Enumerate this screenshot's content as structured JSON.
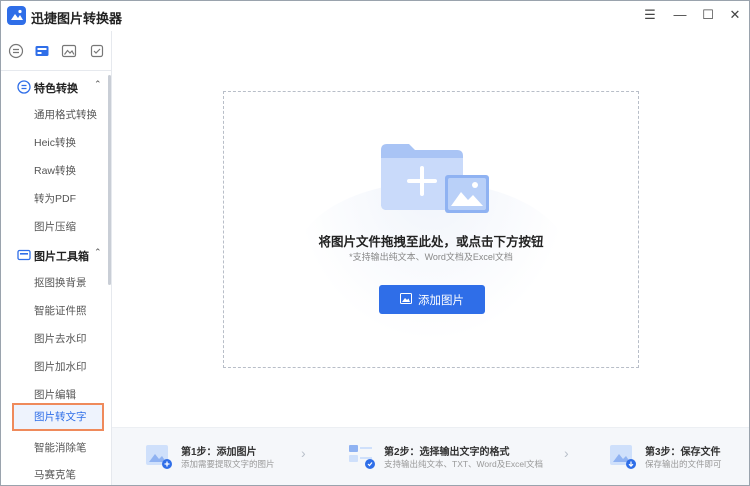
{
  "app": {
    "title": "迅捷图片转换器"
  },
  "window_controls": {
    "menu": "☰",
    "minimize": "—",
    "maximize": "☐",
    "close": "✕"
  },
  "sidebar": {
    "groups": [
      {
        "label": "特色转换",
        "icon": "special-convert-icon",
        "items": [
          "通用格式转换",
          "Heic转换",
          "Raw转换",
          "转为PDF",
          "图片压缩"
        ]
      },
      {
        "label": "图片工具箱",
        "icon": "toolbox-icon",
        "items": [
          "抠图换背景",
          "智能证件照",
          "图片去水印",
          "图片加水印",
          "图片编辑",
          "图片转文字",
          "智能消除笔",
          "马赛克笔"
        ]
      }
    ],
    "active_item": "图片转文字",
    "caret": "⌃"
  },
  "dropzone": {
    "title": "将图片文件拖拽至此处，或点击下方按钮",
    "subtitle": "*支持输出纯文本、Word文档及Excel文档",
    "button_label": "添加图片",
    "illustration": "folder-add-image-icon"
  },
  "steps": [
    {
      "title": "第1步：添加图片",
      "desc": "添加需要提取文字的图片",
      "icon": "add-image-step-icon"
    },
    {
      "title": "第2步：选择输出文字的格式",
      "desc": "支持输出纯文本、TXT、Word及Excel文档",
      "icon": "format-step-icon"
    },
    {
      "title": "第3步：保存文件",
      "desc": "保存输出的文件即可",
      "icon": "save-step-icon"
    }
  ],
  "step_arrow": "›",
  "colors": {
    "accent": "#2f6ee8",
    "highlight_border": "#ef8a5b"
  }
}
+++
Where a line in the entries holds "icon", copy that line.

        "icon": "special-convert-icon",
        "icon": "toolbox-icon",
    "illustration": "folder-add-image-icon"
      "icon": "add-image-step-icon"
      "icon": "format-step-icon"
      "icon": "save-step-icon"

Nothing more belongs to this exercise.